Provided data:
= = = = =
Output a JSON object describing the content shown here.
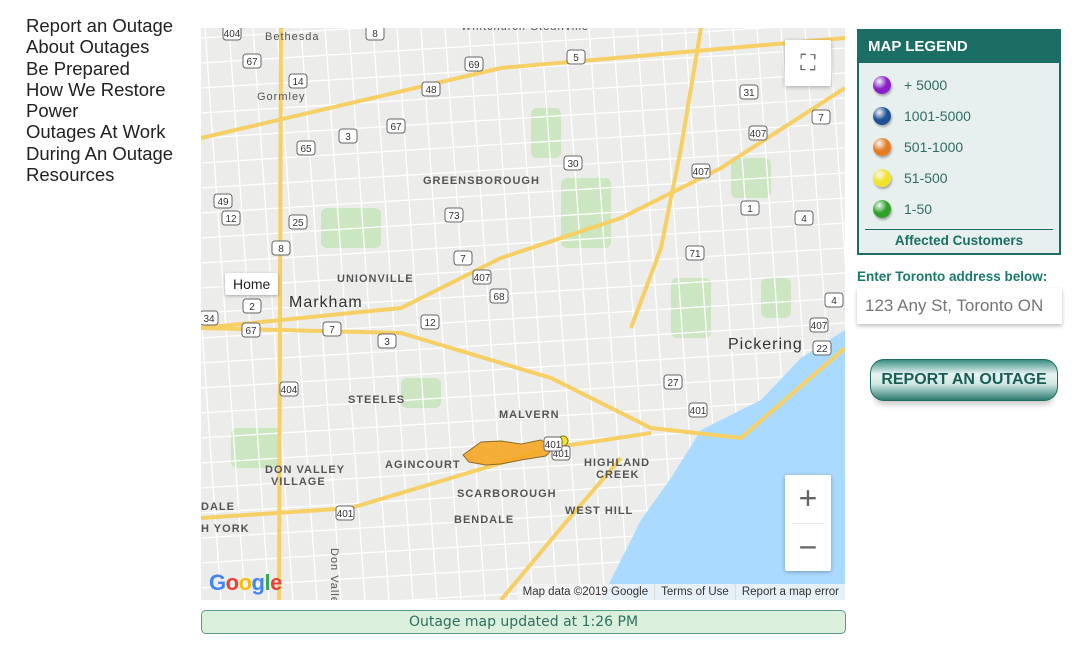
{
  "nav": {
    "items": [
      "Report an Outage",
      "About Outages",
      "Be Prepared",
      "How We Restore Power",
      "Outages At Work",
      "During An Outage",
      "Resources"
    ]
  },
  "map": {
    "places": [
      "Bethesda",
      "Gormley",
      "GREENSBOROUGH",
      "UNIONVILLE",
      "Markham",
      "Pickering",
      "STEELES",
      "MALVERN",
      "HIGHLAND",
      "CREEK",
      "DON VALLEY",
      "VILLAGE",
      "AGINCOURT",
      "SCARBOROUGH",
      "BENDALE",
      "WEST HILL",
      "H YORK",
      "DALE",
      "Whitchurch-Stouffville",
      "Don Valley P"
    ],
    "shields": [
      "404",
      "67",
      "8",
      "69",
      "5",
      "14",
      "48",
      "31",
      "67",
      "3",
      "65",
      "407",
      "7",
      "30",
      "407",
      "49",
      "12",
      "25",
      "73",
      "8",
      "7",
      "407",
      "1",
      "4",
      "71",
      "68",
      "4",
      "2",
      "12",
      "67",
      "7",
      "407",
      "3",
      "401",
      "22",
      "404",
      "27",
      "401",
      "401",
      "34",
      "401"
    ],
    "home_tooltip": "Home",
    "fullscreen_icon": "fullscreen-icon",
    "zoom_in": "+",
    "zoom_out": "−",
    "google_logo": "Google",
    "attribution": {
      "data": "Map data ©2019 Google",
      "terms": "Terms of Use",
      "report": "Report a map error"
    },
    "colors": {
      "land": "#ececea",
      "water": "#aadaff",
      "highway": "#f6cf65",
      "park": "#cbe6c0",
      "outage": "#f5a623"
    }
  },
  "updated": "Outage map updated at 1:26 PM",
  "legend": {
    "title": "MAP LEGEND",
    "items": [
      {
        "label": "+ 5000",
        "color": "#8a1fc9"
      },
      {
        "label": "1001-5000",
        "color": "#1f4f95"
      },
      {
        "label": "501-1000",
        "color": "#e67b22"
      },
      {
        "label": "51-500",
        "color": "#f2e22a"
      },
      {
        "label": "1-50",
        "color": "#2fa12a"
      }
    ],
    "footer": "Affected Customers"
  },
  "address": {
    "label": "Enter Toronto address below:",
    "placeholder": "123 Any St, Toronto ON"
  },
  "report_button": "REPORT AN OUTAGE"
}
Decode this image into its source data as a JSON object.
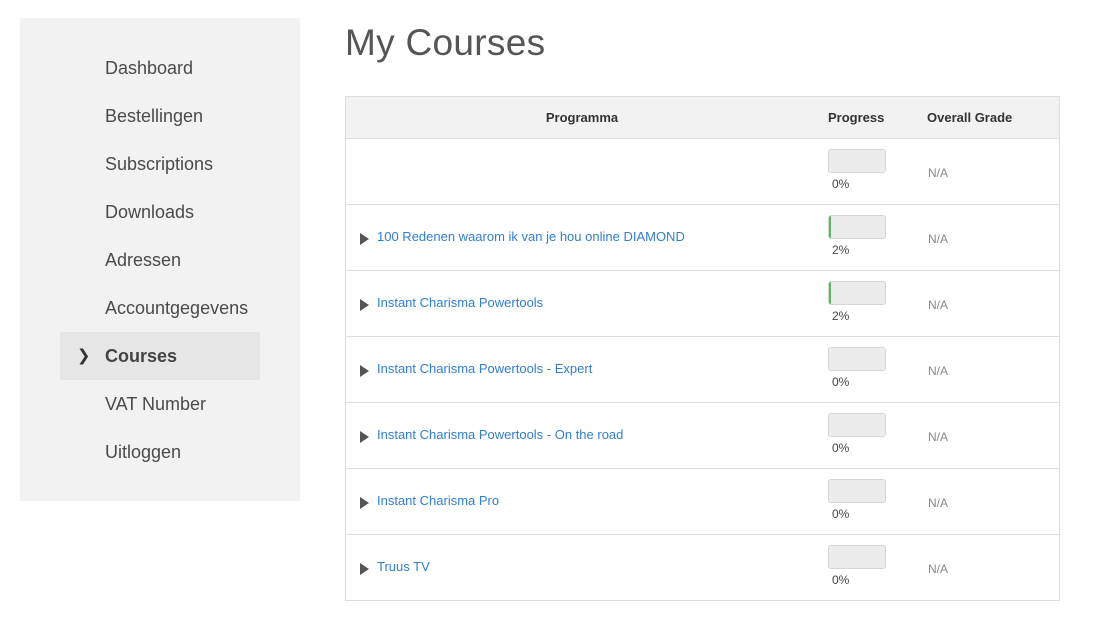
{
  "sidebar": {
    "items": [
      {
        "label": "Dashboard",
        "active": false
      },
      {
        "label": "Bestellingen",
        "active": false
      },
      {
        "label": "Subscriptions",
        "active": false
      },
      {
        "label": "Downloads",
        "active": false
      },
      {
        "label": "Adressen",
        "active": false
      },
      {
        "label": "Accountgegevens",
        "active": false
      },
      {
        "label": "Courses",
        "active": true
      },
      {
        "label": "VAT Number",
        "active": false
      },
      {
        "label": "Uitloggen",
        "active": false
      }
    ],
    "active_icon": "chevron-right-icon"
  },
  "main": {
    "title": "My Courses",
    "table": {
      "headers": {
        "program": "Programma",
        "progress": "Progress",
        "grade": "Overall Grade"
      },
      "rows": [
        {
          "name": "",
          "progress": 0,
          "progress_label": "0%",
          "grade": "N/A"
        },
        {
          "name": "100 Redenen waarom ik van je hou online DIAMOND",
          "progress": 2,
          "progress_label": "2%",
          "grade": "N/A"
        },
        {
          "name": "Instant Charisma Powertools",
          "progress": 2,
          "progress_label": "2%",
          "grade": "N/A"
        },
        {
          "name": "Instant Charisma Powertools - Expert",
          "progress": 0,
          "progress_label": "0%",
          "grade": "N/A"
        },
        {
          "name": "Instant Charisma Powertools - On the road",
          "progress": 0,
          "progress_label": "0%",
          "grade": "N/A"
        },
        {
          "name": "Instant Charisma Pro",
          "progress": 0,
          "progress_label": "0%",
          "grade": "N/A"
        },
        {
          "name": "Truus TV",
          "progress": 0,
          "progress_label": "0%",
          "grade": "N/A"
        }
      ]
    }
  },
  "colors": {
    "link": "#2f7fd1",
    "progress_fill": "#5cb85c",
    "sidebar_bg": "#f2f2f2",
    "active_item_bg": "#e6e6e6"
  }
}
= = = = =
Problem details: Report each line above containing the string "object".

Solution for this problem:
Output a JSON object describing the content shown here.
Decode this image into its source data as a JSON object.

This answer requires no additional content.